§ What is expected
Counting only lines of the listing below that hold the word "Geschwindigkeit", give the total and nothing else.

§ Working data
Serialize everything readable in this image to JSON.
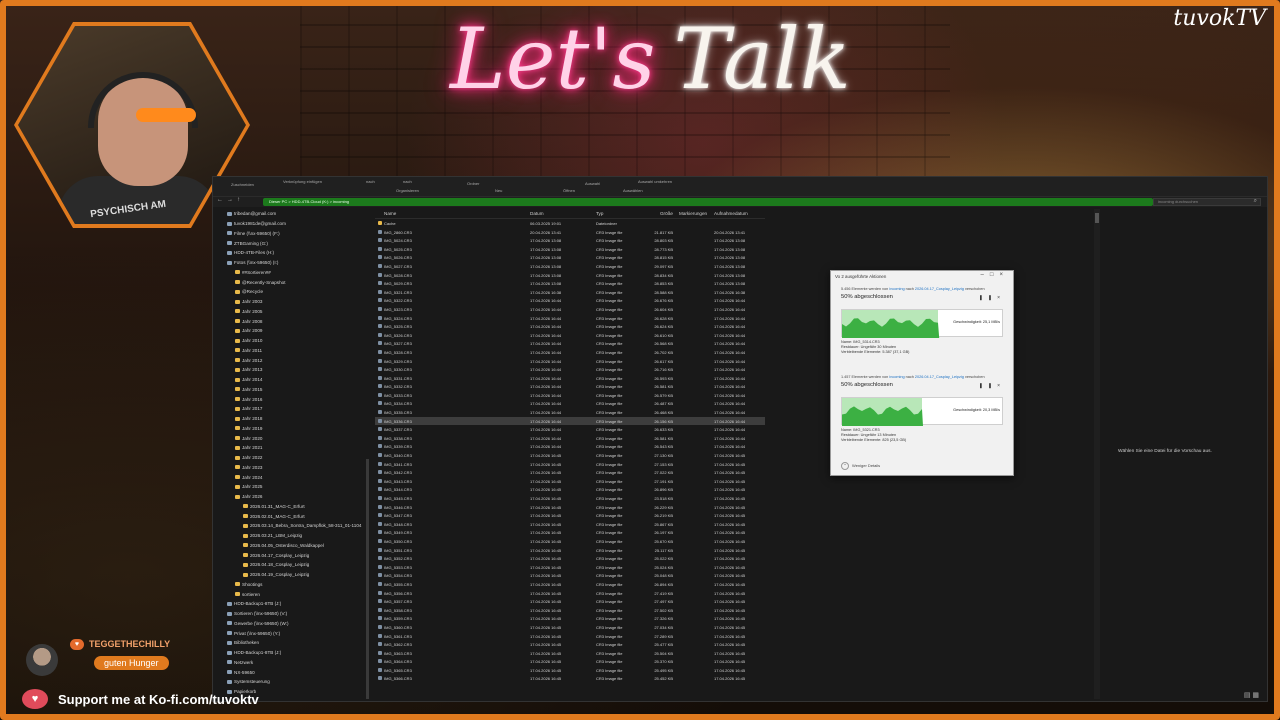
{
  "stream": {
    "title_part1": "Let's",
    "title_part2": "Talk",
    "brand": "tuvokTV",
    "shirt_text": "PSYCHISCH AM",
    "chat": {
      "user": "TEGGETHECHILLY",
      "message": "guten Hunger"
    },
    "support_text": "Support me at Ko-fi.com/tuvoktv",
    "accent_color": "#e07a1e"
  },
  "explorer": {
    "ribbon": [
      "Zuschneiden",
      "Verknüpfung einfügen",
      "nach",
      "nach",
      "Ordner",
      "Auswahl",
      "Auswahl umkehren",
      "Organisieren",
      "Neu",
      "Öffnen",
      "Auswählen"
    ],
    "address_path": "Dieser PC  >  HDD-4TB-Cloud (K:)  >  incoming",
    "search_placeholder": "incoming durchsuchen",
    "nav_items": [
      {
        "label": "tribedan@gmail.com",
        "kind": "drive"
      },
      {
        "label": "tuvok1981de@gmail.com",
        "kind": "drive"
      },
      {
        "label": "Filme (\\\\nx-59650) (F:)",
        "kind": "drive"
      },
      {
        "label": "ZTBGaming (G:)",
        "kind": "drive"
      },
      {
        "label": "HDD-4TB-Files (H:)",
        "kind": "drive"
      },
      {
        "label": "Fotos (\\\\nx-59650) (I:)",
        "kind": "drive"
      },
      {
        "label": "##Sortieren##",
        "kind": "folder"
      },
      {
        "label": "@Recently-Snapshot",
        "kind": "folder"
      },
      {
        "label": "@Recycle",
        "kind": "folder"
      },
      {
        "label": "Jahr 2003",
        "kind": "folder"
      },
      {
        "label": "Jahr 2005",
        "kind": "folder"
      },
      {
        "label": "Jahr 2008",
        "kind": "folder"
      },
      {
        "label": "Jahr 2009",
        "kind": "folder"
      },
      {
        "label": "Jahr 2010",
        "kind": "folder"
      },
      {
        "label": "Jahr 2011",
        "kind": "folder"
      },
      {
        "label": "Jahr 2012",
        "kind": "folder"
      },
      {
        "label": "Jahr 2013",
        "kind": "folder"
      },
      {
        "label": "Jahr 2014",
        "kind": "folder"
      },
      {
        "label": "Jahr 2015",
        "kind": "folder"
      },
      {
        "label": "Jahr 2016",
        "kind": "folder"
      },
      {
        "label": "Jahr 2017",
        "kind": "folder"
      },
      {
        "label": "Jahr 2018",
        "kind": "folder"
      },
      {
        "label": "Jahr 2019",
        "kind": "folder"
      },
      {
        "label": "Jahr 2020",
        "kind": "folder"
      },
      {
        "label": "Jahr 2021",
        "kind": "folder"
      },
      {
        "label": "Jahr 2022",
        "kind": "folder"
      },
      {
        "label": "Jahr 2023",
        "kind": "folder"
      },
      {
        "label": "Jahr 2024",
        "kind": "folder"
      },
      {
        "label": "Jahr 2025",
        "kind": "folder"
      },
      {
        "label": "Jahr 2026",
        "kind": "folder"
      },
      {
        "label": "2026.01.31_MAG-C_Erfurt",
        "kind": "folder"
      },
      {
        "label": "2026.02.01_MAG-C_Erfurt",
        "kind": "folder"
      },
      {
        "label": "2026.03.14_Bebra_Sontra_Dampflok_58-311_01-1104",
        "kind": "folder"
      },
      {
        "label": "2026.03.21_LBM_Leipzig",
        "kind": "folder"
      },
      {
        "label": "2026.04.05_Osterdisco_Waldkappel",
        "kind": "folder"
      },
      {
        "label": "2026.04.17_Cosplay_Leipzig",
        "kind": "folder"
      },
      {
        "label": "2026.04.18_Cosplay_Leipzig",
        "kind": "folder"
      },
      {
        "label": "2026.04.19_Cosplay_Leipzig",
        "kind": "folder"
      },
      {
        "label": "Shootings",
        "kind": "folder"
      },
      {
        "label": "sortieren",
        "kind": "folder"
      },
      {
        "label": "HDD-Backup1-8TB (J:)",
        "kind": "drive"
      },
      {
        "label": "Sortieren (\\\\nx-59650) (V:)",
        "kind": "drive"
      },
      {
        "label": "Gewerbe (\\\\nx-59650) (W:)",
        "kind": "drive"
      },
      {
        "label": "Privat (\\\\nx-59650) (Y:)",
        "kind": "drive"
      },
      {
        "label": "Bibliotheken",
        "kind": "drive"
      },
      {
        "label": "HDD-Backup1-8TB (J:)",
        "kind": "drive"
      },
      {
        "label": "Netzwerk",
        "kind": "drive"
      },
      {
        "label": "NX-59650",
        "kind": "drive"
      },
      {
        "label": "Systemsteuerung",
        "kind": "drive"
      },
      {
        "label": "Papierkorb",
        "kind": "drive"
      }
    ],
    "columns": {
      "name": "Name",
      "date": "Datum",
      "type": "Typ",
      "size": "Größe",
      "marks": "Markierungen",
      "shot": "Aufnahmedatum"
    },
    "files": [
      {
        "name": "Cache",
        "date": "06.03.2025 19:01",
        "type": "Dateiordner",
        "size": "",
        "shot": "",
        "folder": true
      },
      {
        "name": "IMG_2860.CR3",
        "date": "20.04.2026 13:41",
        "type": "CR3 Image file",
        "size": "21.817 KB",
        "shot": "20.04.2026 13:41"
      },
      {
        "name": "IMG_5024.CR3",
        "date": "17.04.2026 13:08",
        "type": "CR3 Image file",
        "size": "28.803 KB",
        "shot": "17.04.2026 13:08"
      },
      {
        "name": "IMG_5025.CR3",
        "date": "17.04.2026 13:08",
        "type": "CR3 Image file",
        "size": "28.773 KB",
        "shot": "17.04.2026 13:08"
      },
      {
        "name": "IMG_5026.CR3",
        "date": "17.04.2026 13:08",
        "type": "CR3 Image file",
        "size": "28.815 KB",
        "shot": "17.04.2026 13:08"
      },
      {
        "name": "IMG_5027.CR3",
        "date": "17.04.2026 13:08",
        "type": "CR3 Image file",
        "size": "29.097 KB",
        "shot": "17.04.2026 13:08"
      },
      {
        "name": "IMG_5028.CR3",
        "date": "17.04.2026 13:08",
        "type": "CR3 Image file",
        "size": "28.834 KB",
        "shot": "17.04.2026 13:08"
      },
      {
        "name": "IMG_5029.CR3",
        "date": "17.04.2026 13:08",
        "type": "CR3 Image file",
        "size": "28.853 KB",
        "shot": "17.04.2026 13:08"
      },
      {
        "name": "IMG_5321.CR3",
        "date": "17.04.2026 16:38",
        "type": "CR3 Image file",
        "size": "28.588 KB",
        "shot": "17.04.2026 16:38"
      },
      {
        "name": "IMG_5322.CR3",
        "date": "17.04.2026 16:44",
        "type": "CR3 Image file",
        "size": "26.676 KB",
        "shot": "17.04.2026 16:44"
      },
      {
        "name": "IMG_5323.CR3",
        "date": "17.04.2026 16:44",
        "type": "CR3 Image file",
        "size": "26.604 KB",
        "shot": "17.04.2026 16:44"
      },
      {
        "name": "IMG_5324.CR3",
        "date": "17.04.2026 16:44",
        "type": "CR3 Image file",
        "size": "26.628 KB",
        "shot": "17.04.2026 16:44"
      },
      {
        "name": "IMG_5325.CR3",
        "date": "17.04.2026 16:44",
        "type": "CR3 Image file",
        "size": "26.624 KB",
        "shot": "17.04.2026 16:44"
      },
      {
        "name": "IMG_5326.CR3",
        "date": "17.04.2026 16:44",
        "type": "CR3 Image file",
        "size": "26.610 KB",
        "shot": "17.04.2026 16:44"
      },
      {
        "name": "IMG_5327.CR3",
        "date": "17.04.2026 16:44",
        "type": "CR3 Image file",
        "size": "26.568 KB",
        "shot": "17.04.2026 16:44"
      },
      {
        "name": "IMG_5328.CR3",
        "date": "17.04.2026 16:44",
        "type": "CR3 Image file",
        "size": "26.702 KB",
        "shot": "17.04.2026 16:44"
      },
      {
        "name": "IMG_5329.CR3",
        "date": "17.04.2026 16:44",
        "type": "CR3 Image file",
        "size": "26.617 KB",
        "shot": "17.04.2026 16:44"
      },
      {
        "name": "IMG_5330.CR3",
        "date": "17.04.2026 16:44",
        "type": "CR3 Image file",
        "size": "26.716 KB",
        "shot": "17.04.2026 16:44"
      },
      {
        "name": "IMG_5331.CR3",
        "date": "17.04.2026 16:44",
        "type": "CR3 Image file",
        "size": "26.593 KB",
        "shot": "17.04.2026 16:44"
      },
      {
        "name": "IMG_5332.CR3",
        "date": "17.04.2026 16:44",
        "type": "CR3 Image file",
        "size": "26.581 KB",
        "shot": "17.04.2026 16:44"
      },
      {
        "name": "IMG_5333.CR3",
        "date": "17.04.2026 16:44",
        "type": "CR3 Image file",
        "size": "26.579 KB",
        "shot": "17.04.2026 16:44"
      },
      {
        "name": "IMG_5334.CR3",
        "date": "17.04.2026 16:44",
        "type": "CR3 Image file",
        "size": "26.487 KB",
        "shot": "17.04.2026 16:44"
      },
      {
        "name": "IMG_5335.CR3",
        "date": "17.04.2026 16:44",
        "type": "CR3 Image file",
        "size": "26.468 KB",
        "shot": "17.04.2026 16:44"
      },
      {
        "name": "IMG_5336.CR3",
        "date": "17.04.2026 16:44",
        "type": "CR3 Image file",
        "size": "26.156 KB",
        "shot": "17.04.2026 16:44",
        "selected": true
      },
      {
        "name": "IMG_5337.CR3",
        "date": "17.04.2026 16:44",
        "type": "CR3 Image file",
        "size": "26.633 KB",
        "shot": "17.04.2026 16:44"
      },
      {
        "name": "IMG_5338.CR3",
        "date": "17.04.2026 16:44",
        "type": "CR3 Image file",
        "size": "26.581 KB",
        "shot": "17.04.2026 16:44"
      },
      {
        "name": "IMG_5339.CR3",
        "date": "17.04.2026 16:44",
        "type": "CR3 Image file",
        "size": "26.543 KB",
        "shot": "17.04.2026 16:44"
      },
      {
        "name": "IMG_5340.CR3",
        "date": "17.04.2026 16:45",
        "type": "CR3 Image file",
        "size": "27.130 KB",
        "shot": "17.04.2026 16:45"
      },
      {
        "name": "IMG_5341.CR3",
        "date": "17.04.2026 16:45",
        "type": "CR3 Image file",
        "size": "27.153 KB",
        "shot": "17.04.2026 16:45"
      },
      {
        "name": "IMG_5342.CR3",
        "date": "17.04.2026 16:45",
        "type": "CR3 Image file",
        "size": "27.022 KB",
        "shot": "17.04.2026 16:45"
      },
      {
        "name": "IMG_5343.CR3",
        "date": "17.04.2026 16:45",
        "type": "CR3 Image file",
        "size": "27.191 KB",
        "shot": "17.04.2026 16:45"
      },
      {
        "name": "IMG_5344.CR3",
        "date": "17.04.2026 16:45",
        "type": "CR3 Image file",
        "size": "26.896 KB",
        "shot": "17.04.2026 16:45"
      },
      {
        "name": "IMG_5345.CR3",
        "date": "17.04.2026 16:45",
        "type": "CR3 Image file",
        "size": "23.518 KB",
        "shot": "17.04.2026 16:45"
      },
      {
        "name": "IMG_5346.CR3",
        "date": "17.04.2026 16:45",
        "type": "CR3 Image file",
        "size": "26.229 KB",
        "shot": "17.04.2026 16:45"
      },
      {
        "name": "IMG_5347.CR3",
        "date": "17.04.2026 16:45",
        "type": "CR3 Image file",
        "size": "26.219 KB",
        "shot": "17.04.2026 16:45"
      },
      {
        "name": "IMG_5348.CR3",
        "date": "17.04.2026 16:45",
        "type": "CR3 Image file",
        "size": "25.867 KB",
        "shot": "17.04.2026 16:45"
      },
      {
        "name": "IMG_5349.CR3",
        "date": "17.04.2026 16:45",
        "type": "CR3 Image file",
        "size": "26.197 KB",
        "shot": "17.04.2026 16:45"
      },
      {
        "name": "IMG_5350.CR3",
        "date": "17.04.2026 16:45",
        "type": "CR3 Image file",
        "size": "25.670 KB",
        "shot": "17.04.2026 16:45"
      },
      {
        "name": "IMG_5351.CR3",
        "date": "17.04.2026 16:45",
        "type": "CR3 Image file",
        "size": "25.117 KB",
        "shot": "17.04.2026 16:45"
      },
      {
        "name": "IMG_5352.CR3",
        "date": "17.04.2026 16:45",
        "type": "CR3 Image file",
        "size": "25.022 KB",
        "shot": "17.04.2026 16:45"
      },
      {
        "name": "IMG_5353.CR3",
        "date": "17.04.2026 16:45",
        "type": "CR3 Image file",
        "size": "25.024 KB",
        "shot": "17.04.2026 16:45"
      },
      {
        "name": "IMG_5354.CR3",
        "date": "17.04.2026 16:45",
        "type": "CR3 Image file",
        "size": "25.048 KB",
        "shot": "17.04.2026 16:45"
      },
      {
        "name": "IMG_5355.CR3",
        "date": "17.04.2026 16:45",
        "type": "CR3 Image file",
        "size": "26.894 KB",
        "shot": "17.04.2026 16:45"
      },
      {
        "name": "IMG_5356.CR3",
        "date": "17.04.2026 16:45",
        "type": "CR3 Image file",
        "size": "27.419 KB",
        "shot": "17.04.2026 16:45"
      },
      {
        "name": "IMG_5357.CR3",
        "date": "17.04.2026 16:45",
        "type": "CR3 Image file",
        "size": "27.497 KB",
        "shot": "17.04.2026 16:45"
      },
      {
        "name": "IMG_5358.CR3",
        "date": "17.04.2026 16:45",
        "type": "CR3 Image file",
        "size": "27.502 KB",
        "shot": "17.04.2026 16:45"
      },
      {
        "name": "IMG_5359.CR3",
        "date": "17.04.2026 16:45",
        "type": "CR3 Image file",
        "size": "27.326 KB",
        "shot": "17.04.2026 16:45"
      },
      {
        "name": "IMG_5360.CR3",
        "date": "17.04.2026 16:45",
        "type": "CR3 Image file",
        "size": "27.034 KB",
        "shot": "17.04.2026 16:45"
      },
      {
        "name": "IMG_5361.CR3",
        "date": "17.04.2026 16:45",
        "type": "CR3 Image file",
        "size": "27.289 KB",
        "shot": "17.04.2026 16:45"
      },
      {
        "name": "IMG_5362.CR3",
        "date": "17.04.2026 16:45",
        "type": "CR3 Image file",
        "size": "25.477 KB",
        "shot": "17.04.2026 16:45"
      },
      {
        "name": "IMG_5363.CR3",
        "date": "17.04.2026 16:45",
        "type": "CR3 Image file",
        "size": "25.504 KB",
        "shot": "17.04.2026 16:45"
      },
      {
        "name": "IMG_5364.CR3",
        "date": "17.04.2026 16:45",
        "type": "CR3 Image file",
        "size": "25.370 KB",
        "shot": "17.04.2026 16:45"
      },
      {
        "name": "IMG_5365.CR3",
        "date": "17.04.2026 16:45",
        "type": "CR3 Image file",
        "size": "25.495 KB",
        "shot": "17.04.2026 16:45"
      },
      {
        "name": "IMG_5366.CR3",
        "date": "17.04.2026 16:45",
        "type": "CR3 Image file",
        "size": "25.452 KB",
        "shot": "17.04.2026 16:45"
      }
    ],
    "preview_message": "Wählen Sie eine Datei für die Vorschau aus."
  },
  "copy_dialog": {
    "title": "Vo 2 ausgeführte Aktionen",
    "jobs": [
      {
        "description": "5.456 Elemente werden von",
        "from": "incoming",
        "to_text": "nach",
        "target": "2026.04.17_Cosplay_Leipzig",
        "suffix": "verschoben",
        "percent_label": "50% abgeschlossen",
        "progress": 0.6,
        "speed": "Geschwindigkeit: 25,1 MB/s",
        "name": "Name: IMG_5314.CR3",
        "remaining_time": "Restdauer: Ungefähr 30 Minuten",
        "remaining_items": "Verbleibende Elemente: 5.387 (37,1 GB)",
        "green_color": "#3cb043"
      },
      {
        "description": "1.457 Elemente werden von",
        "from": "incoming",
        "to_text": "nach",
        "target": "2026.04.17_Cosplay_Leipzig",
        "suffix": "verschoben",
        "percent_label": "50% abgeschlossen",
        "progress": 0.5,
        "speed": "Geschwindigkeit: 20,3 MB/s",
        "name": "Name: IMG_5321.CR3",
        "remaining_time": "Restdauer: Ungefähr 13 Minuten",
        "remaining_items": "Verbleibende Elemente: 825 (23,5 GB)",
        "green_color": "#3cb043"
      }
    ],
    "less_details": "Weniger Details"
  }
}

§ Answer
2